Also, before we go further, I might point out that there is no need to be achingly precise about the colloquial use of the term “Champagne” when you’re pouring it into a glass of orange juice like a barbarian. Yes; you could use sparkling wine from the French region of Champagne prepared according to methode Champagnoise, but why would you? You’re essentially making a wine cooler, so just use an inexpensive cava, or prosecco, or your local sparkling rose (rose, I think, makes the best mimosa).

Mimosas typically are associated with brunch, and weddings, and Mother’s Day, paired for a drink named after a flower. The mimosa bloom (Mimosa pudica) looks like an exploding firework, as evocative a moniker as possible for a drink that erupts into a froth of bright-yellow bubbles when first combined.

The libation, in its 1:1 proportions, is said to have been invented by bartender (and probable spy) Frank Meier at the Ritz hotel in Paris in 1925, so it really is a product of the Jazz Age.

However, in 1921, a bartender named Malachy McGarry at Buck’s Gentleman’s Club in London (the real-life inspiration of P.G. Wodehouse’s Drone’s Club, where Bertie Wooster drank) invented something called the “Buck’s Fizz,” another orange-and-Champagne drink, differing from a mimosa only in that it contains twice as much bubbly as orange juice; it’s often consumed in the U.K. as a Christmas morning drink.

The fact we mostly call the combo a “mimosa” over here, regardless of proportions, is either a miscarriage of branding or because Buck’s Fizz sounds like something you clean up with bleach, and “mimosa” sounds like something you do at Zumba, and that therefore might appeal more to your mother.

Mimosas also have become something of an activity in and of themselves due to the relatively recent phenomenon of brunch menus with “bottomless mimosas” on offer. The concept emerged out of the murk of so-bad-they’re-good ideas roughly 10 years ago, but sounds like something the Fitzgeralds would have enjoyed at the Commodore after a night drinking bathtub gin out of a shoe.

I cannot think of another situation, outside of an open bar at a wedding, when you are offered the theoretical possibility of unlimited alcohol consumption for a set price. Everyone has that friend who views the concept of an all-you-can-eat buffet as a challenge — the problem can only be exacerbated with booze.

Restaurants have concocted a number of fixes for this; some places require a minimum per-person food order (Yes; I’ll just have a side of bacon, please), while some impose a time limit on consumption (How many of these can I suck down in two hours, guys?). Because, like most all-you-can-eat concepts, it really only becomes cost-effective if you overindulge.

If this sounds like a good way to spend a rainy Seattle morning (and it absolutely is), there is an ever-increasing number of establishments happy to indulge you. You can, for example, hop over to the Yellow Dot Cafe in Fremont, Nue in Capitol Hill, Miller’s Guild downtown, or Super Six in Columbia City.
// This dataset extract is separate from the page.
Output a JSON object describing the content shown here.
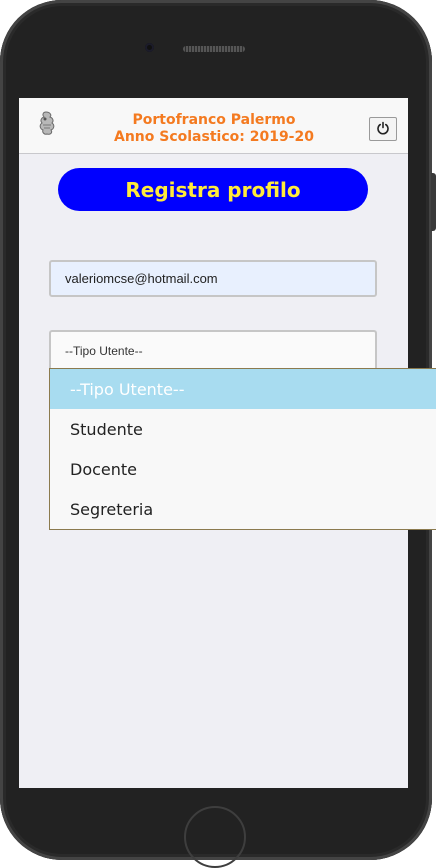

The simple mimosa has, in the hands of some creative chefs and mixologists, become an art form. Frequent variations include the megmosa (grapefruit juice), blood orange mimosas (slightly more tart), the Poinsettia (with cranberry juice), the soleil (pineapple juice) and the sometimes-sickly-sweet Bellini (with peach puree). CJ’s Eatery in Belltown offers a variety, including something called the Tiger Lily (with a splash of strawberry lemonade), which sounds decadent enough for even Zelda F. herself.

Credit: Mimosas: Putting the vitamin C in Champagne for nearly a century